> [Listed entries]
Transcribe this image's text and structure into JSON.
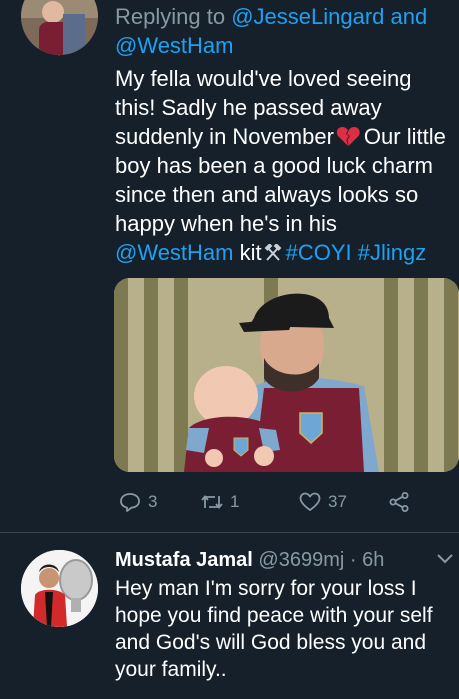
{
  "tweet1": {
    "replying_prefix": "Replying to",
    "replying_users": [
      "@JesseLingard",
      "and",
      "@WestHam"
    ],
    "text_part1": "My fella would've loved seeing this! Sadly he passed away suddenly in November",
    "text_part2": "Our little boy has been a good luck charm since then and always looks so happy when he's in his",
    "mention": "@WestHam",
    "text_part3": "kit",
    "hashtag1": "#COYI",
    "hashtag2": "#Jlingz",
    "emoji": "broken-heart-emoji",
    "photo_alt": "Father holding baby, both wearing West Ham kits",
    "stats": {
      "replies": "3",
      "retweets": "1",
      "likes": "37"
    }
  },
  "tweet2": {
    "name": "Mustafa Jamal",
    "handle": "@3699mj",
    "separator": "·",
    "time": "6h",
    "text": "Hey man I'm sorry for your loss I hope you find peace with your self and God's will God bless you and your family.."
  },
  "colors": {
    "background": "#15202b",
    "link": "#1da1f2",
    "secondary_text": "#8899a6",
    "divider": "#38444d"
  },
  "icons": [
    "reply-icon",
    "retweet-icon",
    "like-icon",
    "share-icon",
    "hammers-icon",
    "chevron-down-icon"
  ]
}
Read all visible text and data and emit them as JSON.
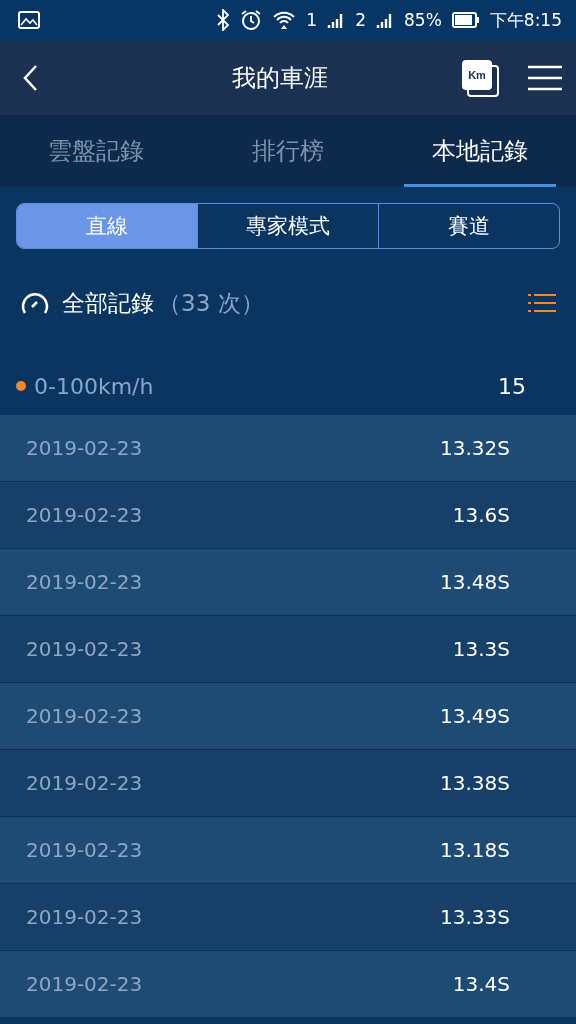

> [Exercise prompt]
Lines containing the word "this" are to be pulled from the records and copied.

> [Solution to the exercise]
Transcribe this image's text and structure into JSON.
    "text_part1": "My fella would've loved seeing this! Sadly he passed away suddenly in November",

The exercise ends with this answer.